In the Studio

I’ve had a productive week. Sixteen mugs, three small bowls, and a vase thrown on the wheel. I ran the risk of not getting handles attached to five of the white mugs and getting their bottoms trimmed up; I had left them to stiffen a day too long on the shelf, so it was a scramble in getting them trimmed, pulling handles and getting them on. As I was working I knew there would be cracks at the joins, and I really thought I’d missed the window, but with a good roughing and lots of slip I hoped for the best. Then I went on to work with red clay.

Sure enough the next day when I checked the white mugs they had indeed formed cracks where the handles joined the mug. I set to work with a paint brush, vinegar and a flat, wood tool and mended the fissures. I had to do this every day until all the pieces were completely dry. Why Vinegar? It moistens the semi dry clay without adding extra water to the clay because it quickly evaporates. So it gives me enough time to manipulate the softened clay to make minor mends.

Luckily I managed to save all the white mugs. The red clay pieces were carefully monitored as they set up. Then I spent a day trimming the bottoms and pulling handles and attaching them. But checking them the next day I spotted a few of them had small cracks, so out with the brush and vinegar.

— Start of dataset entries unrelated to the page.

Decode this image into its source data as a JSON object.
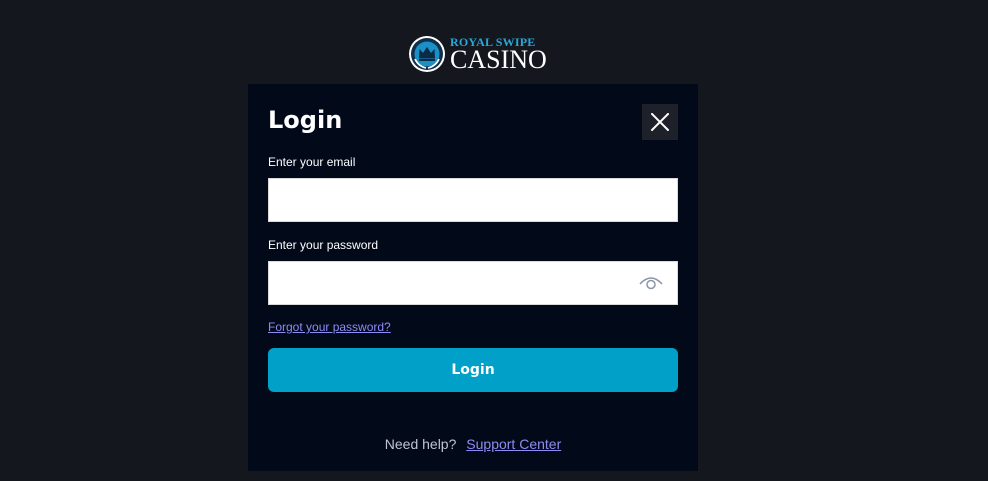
{
  "brand": {
    "line1": "ROYAL SWIPE",
    "line2": "CASINO"
  },
  "modal": {
    "title": "Login",
    "close_icon": "close-icon"
  },
  "form": {
    "email_label": "Enter your email",
    "email_value": "",
    "email_placeholder": "",
    "password_label": "Enter your password",
    "password_value": "",
    "password_placeholder": "",
    "show_password_icon": "eye-icon",
    "forgot_link": "Forgot your password?",
    "submit_label": "Login"
  },
  "help": {
    "prompt": "Need help?",
    "link": "Support Center"
  },
  "colors": {
    "page_bg": "#15171f",
    "modal_bg": "#020a1a",
    "accent": "#01a0c8",
    "link": "#8c8cf2",
    "brand_blue": "#2aa7d8"
  }
}
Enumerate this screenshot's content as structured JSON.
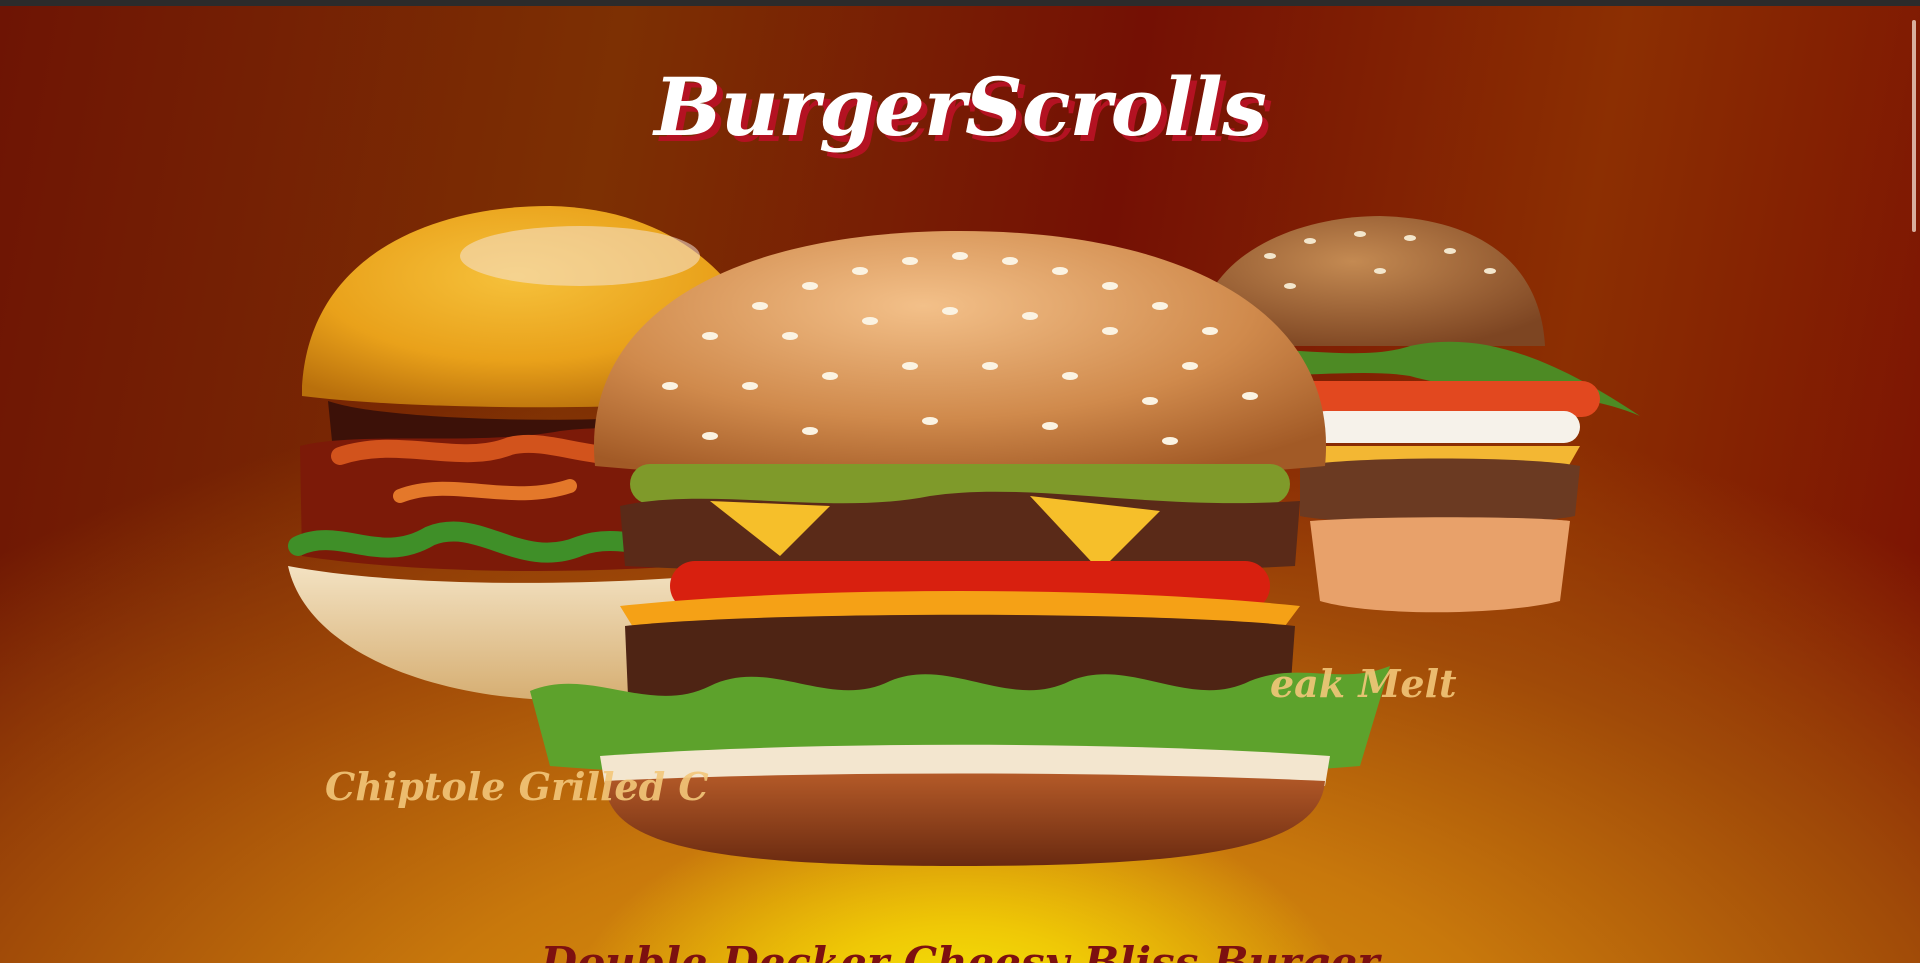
{
  "site": {
    "title": "BurgerScrolls"
  },
  "burgers": {
    "left": {
      "name": "Chiptole Grilled C"
    },
    "right": {
      "name": "eak Melt"
    },
    "center": {
      "name": "Double Decker Cheesy Bliss Burger"
    }
  },
  "colors": {
    "title_shadow": "#b41222",
    "background_dark": "#741004",
    "background_glow": "#f6ea06",
    "side_name": "#f3c77a",
    "center_name": "#7d1010"
  }
}
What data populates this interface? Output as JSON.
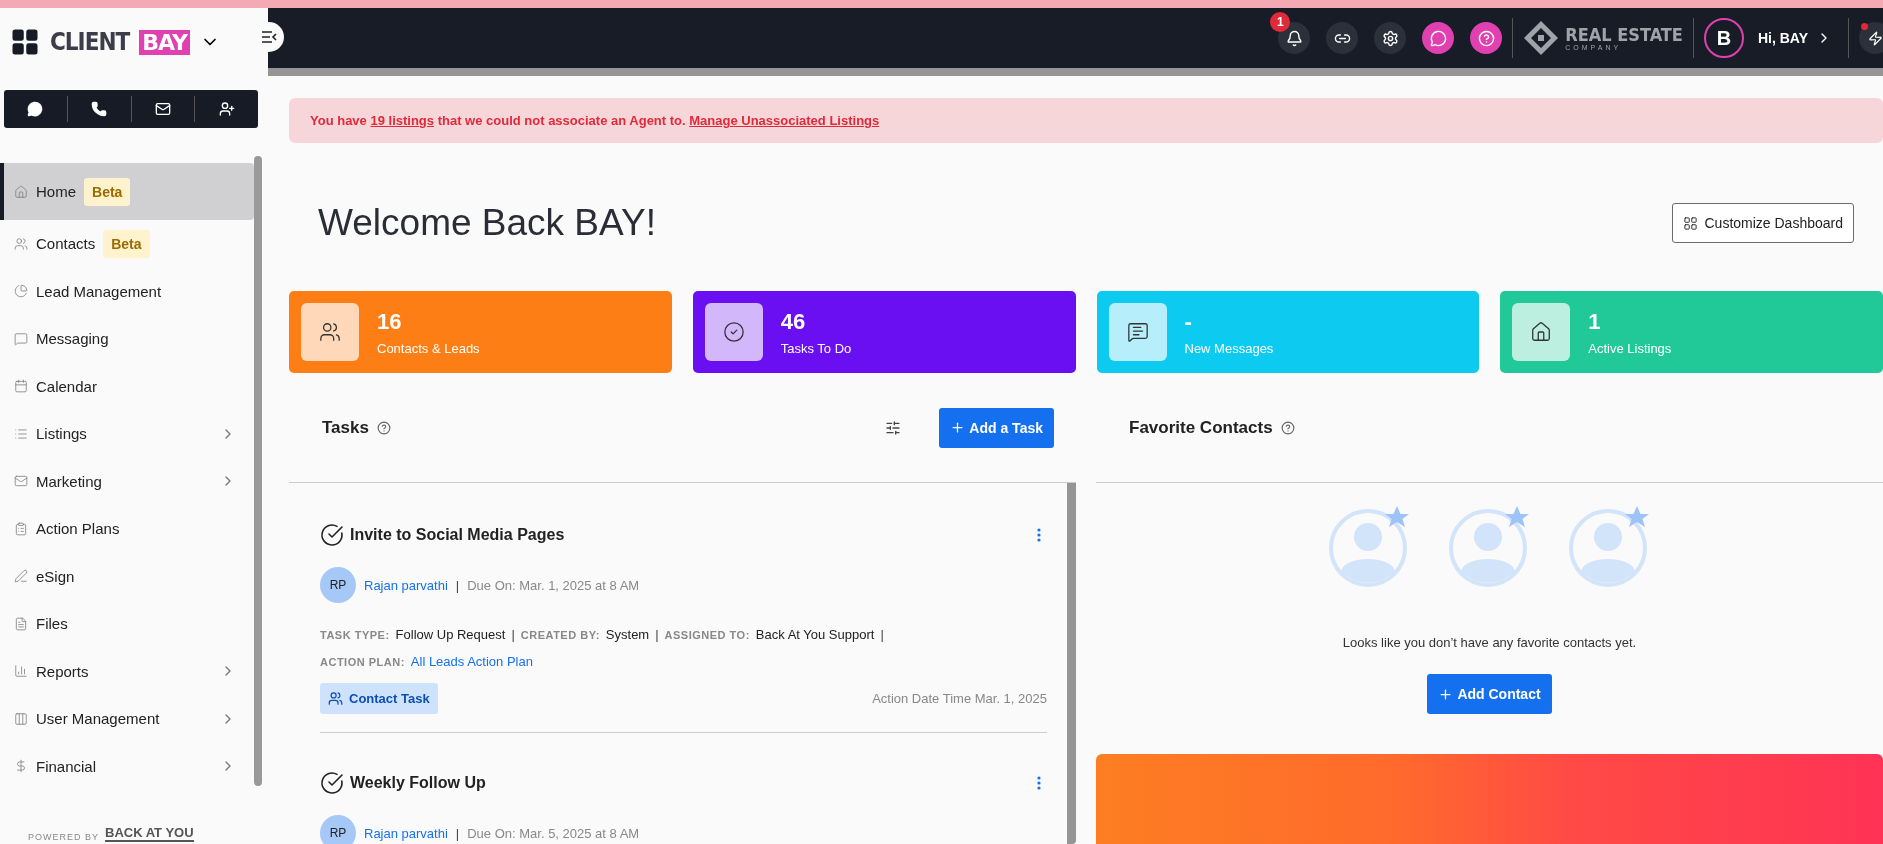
{
  "brand": {
    "name": "CLIENT",
    "highlight": "BAY"
  },
  "sidebar": {
    "items": [
      {
        "label": "Home",
        "badge": "Beta",
        "selected": true,
        "submenu": false
      },
      {
        "label": "Contacts",
        "badge": "Beta",
        "selected": false,
        "submenu": false
      },
      {
        "label": "Lead Management",
        "selected": false,
        "submenu": false
      },
      {
        "label": "Messaging",
        "selected": false,
        "submenu": false
      },
      {
        "label": "Calendar",
        "selected": false,
        "submenu": false
      },
      {
        "label": "Listings",
        "selected": false,
        "submenu": true
      },
      {
        "label": "Marketing",
        "selected": false,
        "submenu": true
      },
      {
        "label": "Action Plans",
        "selected": false,
        "submenu": false
      },
      {
        "label": "eSign",
        "selected": false,
        "submenu": false
      },
      {
        "label": "Files",
        "selected": false,
        "submenu": false
      },
      {
        "label": "Reports",
        "selected": false,
        "submenu": true
      },
      {
        "label": "User Management",
        "selected": false,
        "submenu": true
      },
      {
        "label": "Financial",
        "selected": false,
        "submenu": true
      }
    ],
    "footer": {
      "prefix": "POWERED BY",
      "brand": "BACK AT YOU"
    }
  },
  "topbar": {
    "notification_count": "1",
    "company": {
      "name": "REAL ESTATE",
      "tagline": "COMPANY"
    },
    "avatar": "B",
    "greeting": "Hi, BAY",
    "has_alert": true
  },
  "banner": {
    "before": "You have ",
    "link": "19 listings",
    "after": " that we could not associate an Agent to. ",
    "action": "Manage Unassociated Listings"
  },
  "welcome": "Welcome Back BAY!",
  "customize_button": "Customize Dashboard",
  "stats": [
    {
      "kind": "contacts",
      "value": "16",
      "label": "Contacts & Leads",
      "color": "#fd7e14"
    },
    {
      "kind": "tasks",
      "value": "46",
      "label": "Tasks To Do",
      "color": "#6a0ff2"
    },
    {
      "kind": "messages",
      "value": "-",
      "label": "New Messages",
      "color": "#0dcaf0"
    },
    {
      "kind": "listings",
      "value": "1",
      "label": "Active Listings",
      "color": "#20c997"
    }
  ],
  "tasks": {
    "title": "Tasks",
    "add_button": "Add a Task",
    "separator": "|",
    "items": [
      {
        "title": "Invite to Social Media Pages",
        "initials": "RP",
        "assignee": "Rajan parvathi",
        "due": "Due On: Mar. 1, 2025 at 8 AM",
        "fields": [
          {
            "label": "TASK TYPE:",
            "value": "Follow Up Request",
            "link": false
          },
          {
            "label": "CREATED BY:",
            "value": "System",
            "link": false
          },
          {
            "label": "ASSIGNED TO:",
            "value": "Back At You Support",
            "link": false
          },
          {
            "label": "ACTION PLAN:",
            "value": "All Leads Action Plan",
            "link": true
          }
        ],
        "tag": "Contact Task",
        "action_date": "Action Date Time Mar. 1, 2025"
      },
      {
        "title": "Weekly Follow Up",
        "initials": "RP",
        "assignee": "Rajan parvathi",
        "due": "Due On: Mar. 5, 2025 at 8 AM"
      }
    ]
  },
  "favorites": {
    "title": "Favorite Contacts",
    "empty_text": "Looks like you don’t have any favorite contacts yet.",
    "add_button": "Add Contact"
  }
}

I have been making a lot of mugs, trying to get them right. When I first started making them they came out of the kiln so small, not taking into account how much shrinkage happens. Then, when I think I have a good size mug and glaze them, I’m unhappy with the end product after the final firing. In the last firing for example the clear glaze applied over top of the underglaze, was too thick and caused some lumpy and cloudy areas in the final fire. So, trial and error, and practice, practice, practice.

I think I’m getting closer to the size I’ve been after, and the thinness. Tomorrow I’ll be under glazing. I’ve stumbled upon some designs I was quite happy with on my last batch and I’m excited to get to work. Fingers crossed this batch is the charm!

Then I made a mini-Apple Pie and Orange-Fennel Ice Cream, because- balance.

Cheers!

New Look

I’ve made some changes to my Blog- it was time. I feel recovering the creative life, my creative life, is a primary focus now, and felt my blog should reflect that. Art, Photography, Music, Writing, anything and everything that feeds the creative process in living a more richly textured life.

I’ll see where it leads. Kind of excited about it.